Mobile applications based on gas sensing present new opportunities for low-cost air quality monitoring, safety, and healthcare. Metal oxide semiconductor (MOX) gas sensors represent the most prominent technology for integration into portable devices, such as smartphones and wearables. Traditionally, MOX sensors have been continuously powered to increase the stability of the sensing layer. However, continuous power is not feasible in many battery-operated applications due to power consumption limitations or the intended intermittent device operation. This work benchmarks two low-power, duty-cycling, and on-demand modes against the continuous power one. The duty-cycling mode periodically turns the sensors on and off and represents a trade-off between power consumption and stability. On-demand operation achieves the lowest power consumption by powering the sensors only while taking a measurement. Twelve thermally modulated SB-500-12 (FIS Inc. Jacksonville, FL, USA) sensors were exposed to low concentrations of carbon monoxide (0–9 ppm) with environmental conditions, such as ambient humidity (15–75% relative humidity) and temperature (21–27 ◦C), varying within the indicated ranges. Partial Least Squares (PLS) models were built using calibration data, and the prediction error in external validation samples was evaluated during the two weeks following calibration. We found that on-demand operation produced a deformation of the sensor conductance patterns, which led to an increase in the prediction error by almost a factor of 5 as compared to continuous operation (2.2 versus 0.45 ppm). Applying a 10% duty-cycling operation of 10-min periods reduced this prediction error to a factor of 2 (0.9 versus 0.45 ppm). The proposed duty-cycling powering scheme saved up to 90% energy as compared to the continuous operating mode. This low-power mode may be advantageous for applications that do not require continuous and periodic measurements, and which can tolerate slightly higher prediction errors.
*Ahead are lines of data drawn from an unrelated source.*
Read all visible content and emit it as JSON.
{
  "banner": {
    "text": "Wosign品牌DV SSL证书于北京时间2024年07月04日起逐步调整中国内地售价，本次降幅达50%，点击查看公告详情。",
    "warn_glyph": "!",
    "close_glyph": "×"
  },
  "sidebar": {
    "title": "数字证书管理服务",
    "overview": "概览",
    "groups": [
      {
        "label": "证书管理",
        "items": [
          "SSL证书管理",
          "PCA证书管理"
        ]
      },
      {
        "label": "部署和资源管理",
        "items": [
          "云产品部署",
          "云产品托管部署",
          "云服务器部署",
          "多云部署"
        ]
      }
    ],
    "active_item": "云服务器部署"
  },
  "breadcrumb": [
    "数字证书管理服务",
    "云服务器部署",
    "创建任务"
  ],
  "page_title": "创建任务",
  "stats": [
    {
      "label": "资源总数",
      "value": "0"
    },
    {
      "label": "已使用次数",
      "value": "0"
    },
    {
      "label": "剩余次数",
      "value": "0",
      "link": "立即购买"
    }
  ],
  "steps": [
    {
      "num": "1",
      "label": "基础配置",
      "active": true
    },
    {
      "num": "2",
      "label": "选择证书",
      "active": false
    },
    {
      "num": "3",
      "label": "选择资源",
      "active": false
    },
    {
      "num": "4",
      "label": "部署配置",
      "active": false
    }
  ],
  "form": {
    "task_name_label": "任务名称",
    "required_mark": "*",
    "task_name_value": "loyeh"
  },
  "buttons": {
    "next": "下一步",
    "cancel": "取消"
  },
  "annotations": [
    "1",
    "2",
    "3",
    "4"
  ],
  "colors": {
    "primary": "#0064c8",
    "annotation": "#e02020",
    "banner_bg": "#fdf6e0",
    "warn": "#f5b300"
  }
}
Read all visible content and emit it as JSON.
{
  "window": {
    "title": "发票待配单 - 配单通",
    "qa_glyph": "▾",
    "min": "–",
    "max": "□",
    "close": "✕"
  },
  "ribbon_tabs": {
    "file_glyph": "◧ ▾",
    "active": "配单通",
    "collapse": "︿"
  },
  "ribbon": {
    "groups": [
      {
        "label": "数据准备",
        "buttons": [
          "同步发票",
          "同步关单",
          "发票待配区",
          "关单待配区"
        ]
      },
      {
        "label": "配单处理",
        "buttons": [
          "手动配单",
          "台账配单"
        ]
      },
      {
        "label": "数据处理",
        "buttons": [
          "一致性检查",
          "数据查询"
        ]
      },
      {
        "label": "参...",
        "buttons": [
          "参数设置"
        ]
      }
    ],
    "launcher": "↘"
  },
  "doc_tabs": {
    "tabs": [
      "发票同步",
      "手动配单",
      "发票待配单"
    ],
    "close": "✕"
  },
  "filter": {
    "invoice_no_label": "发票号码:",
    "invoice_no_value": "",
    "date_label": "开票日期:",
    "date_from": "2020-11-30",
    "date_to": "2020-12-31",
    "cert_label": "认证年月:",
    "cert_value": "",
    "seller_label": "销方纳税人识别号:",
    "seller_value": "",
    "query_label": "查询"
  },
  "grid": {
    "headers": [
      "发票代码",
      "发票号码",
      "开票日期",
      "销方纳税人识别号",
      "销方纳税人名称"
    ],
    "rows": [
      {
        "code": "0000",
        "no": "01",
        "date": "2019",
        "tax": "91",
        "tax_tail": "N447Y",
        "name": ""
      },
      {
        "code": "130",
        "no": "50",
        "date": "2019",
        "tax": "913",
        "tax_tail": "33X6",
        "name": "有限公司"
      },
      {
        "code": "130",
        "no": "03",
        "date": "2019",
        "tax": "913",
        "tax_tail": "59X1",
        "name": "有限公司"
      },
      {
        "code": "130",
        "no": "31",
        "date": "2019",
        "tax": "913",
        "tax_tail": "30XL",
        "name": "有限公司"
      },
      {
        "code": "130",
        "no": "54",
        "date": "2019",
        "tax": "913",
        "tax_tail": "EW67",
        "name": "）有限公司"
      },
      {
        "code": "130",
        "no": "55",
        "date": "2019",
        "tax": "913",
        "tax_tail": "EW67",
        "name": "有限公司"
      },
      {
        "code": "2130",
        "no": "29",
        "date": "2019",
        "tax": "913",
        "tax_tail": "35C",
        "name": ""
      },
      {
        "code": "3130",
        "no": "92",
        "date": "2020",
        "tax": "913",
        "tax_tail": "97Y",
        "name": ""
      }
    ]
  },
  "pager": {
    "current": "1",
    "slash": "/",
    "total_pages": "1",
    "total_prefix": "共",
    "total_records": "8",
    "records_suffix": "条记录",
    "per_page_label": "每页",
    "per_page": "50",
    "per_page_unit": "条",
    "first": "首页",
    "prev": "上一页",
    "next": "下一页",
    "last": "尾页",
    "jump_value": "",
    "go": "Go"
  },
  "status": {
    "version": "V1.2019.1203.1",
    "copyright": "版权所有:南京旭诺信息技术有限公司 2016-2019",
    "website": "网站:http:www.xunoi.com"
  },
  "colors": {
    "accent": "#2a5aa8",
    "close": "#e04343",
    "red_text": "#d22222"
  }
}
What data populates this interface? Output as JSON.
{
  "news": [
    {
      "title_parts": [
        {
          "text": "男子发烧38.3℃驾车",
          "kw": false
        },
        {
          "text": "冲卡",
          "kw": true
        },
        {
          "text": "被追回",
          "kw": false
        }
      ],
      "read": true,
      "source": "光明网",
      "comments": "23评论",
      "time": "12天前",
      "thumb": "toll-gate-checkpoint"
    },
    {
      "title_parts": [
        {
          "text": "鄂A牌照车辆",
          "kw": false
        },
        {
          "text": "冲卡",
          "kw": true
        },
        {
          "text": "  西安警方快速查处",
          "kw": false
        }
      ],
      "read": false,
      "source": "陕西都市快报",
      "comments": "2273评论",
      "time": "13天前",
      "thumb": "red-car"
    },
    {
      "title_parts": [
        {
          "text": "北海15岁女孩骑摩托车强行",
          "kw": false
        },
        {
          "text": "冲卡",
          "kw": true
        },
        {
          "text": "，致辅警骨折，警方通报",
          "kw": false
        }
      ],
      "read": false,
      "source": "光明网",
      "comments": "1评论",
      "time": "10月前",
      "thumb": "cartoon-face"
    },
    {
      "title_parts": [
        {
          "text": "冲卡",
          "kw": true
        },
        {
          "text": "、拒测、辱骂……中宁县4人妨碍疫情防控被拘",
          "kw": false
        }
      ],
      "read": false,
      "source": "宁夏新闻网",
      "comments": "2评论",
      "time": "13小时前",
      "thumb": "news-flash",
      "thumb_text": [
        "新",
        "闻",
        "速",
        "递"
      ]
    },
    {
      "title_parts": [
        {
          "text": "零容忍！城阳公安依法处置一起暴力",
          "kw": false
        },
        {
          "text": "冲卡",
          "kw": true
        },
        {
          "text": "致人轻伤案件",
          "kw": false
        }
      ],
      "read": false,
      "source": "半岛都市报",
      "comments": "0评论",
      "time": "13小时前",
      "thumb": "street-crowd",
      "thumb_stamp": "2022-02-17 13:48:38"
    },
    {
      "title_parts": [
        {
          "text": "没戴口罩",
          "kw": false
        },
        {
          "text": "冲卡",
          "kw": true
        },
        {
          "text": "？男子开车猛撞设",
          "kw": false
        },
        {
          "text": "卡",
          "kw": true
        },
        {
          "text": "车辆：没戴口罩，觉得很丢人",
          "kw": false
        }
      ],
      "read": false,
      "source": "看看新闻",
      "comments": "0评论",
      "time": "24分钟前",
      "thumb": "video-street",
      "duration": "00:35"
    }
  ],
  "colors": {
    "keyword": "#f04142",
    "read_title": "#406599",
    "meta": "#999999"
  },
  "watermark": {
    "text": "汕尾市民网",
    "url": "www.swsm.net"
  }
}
Keywords: Smartphone, Metal-oxide semiconductor, Gas sensor, Low power, Temperature-modulation, Interferences
Isetta, V., Torres, M., González, K., Ruiz, C., Dalmases, M., Embid, C., Navajas, D., Farré, R., Montserrat, J. M., (2017). A New mHealth application to support treatment of sleep apnoea patients Journal of Telemedicine and Telecare , 23, (1), 14-18
Introduction: Continuous positive airway pressure (CPAP) is the first-choice treatment for obstructive sleep apnoea (OSA), but adherence is frequently suboptimal. Innovative, patient-centred interventions are, therefore, needed to enhance compliance. Due to its low cost and ubiquity, mobile health (mHealth) technology seems particularly suited for this purpose. We endeavoured to develop an mHealth application called “APPnea,” aimed at promoting patient self-monitoring of CPAP treatment. We then assessed the feasibility and acceptability of APPnea in a group of OSA patients. Methods: Consecutive OSA patients used APPnea for six weeks. APPnea gave patients daily reminders to answer three questions about their OSA treatment (CPAP use, physical activity, and diet) and prompted them to upload their body weight weekly. Answers were saved to a secure server for further analysis. After completing the study, patients gave their anonymous opinions about APPnea. Results: We enrolled 60 patients with OSA receiving CPAP treatment. The mean age was 56 ± 10 years and the apnoea–hypopnea index was 47 ± 25 events/hour. In total, 63% of participants completed the daily questionnaire for more than 66% of the study period. Objective CPAP compliance was generally high (5.3 ± 1.6 hours/night). In a subset of 38 patients naïve to CPAP, those who used APPnea regularly had significantly higher CPAP compliance. Satisfaction levels were high for the majority of users. Conclusion: This mHealth intervention is not only feasible but also satisfactory to patients. Although larger randomized trials and cost-effectiveness studies should be performed, this study shows that APPnea could promote participation and improve compliance among patients with OSA, thereby improving outcomes.
Keywords: CPAP, MHealth, Sleep apnoea, Smartphone application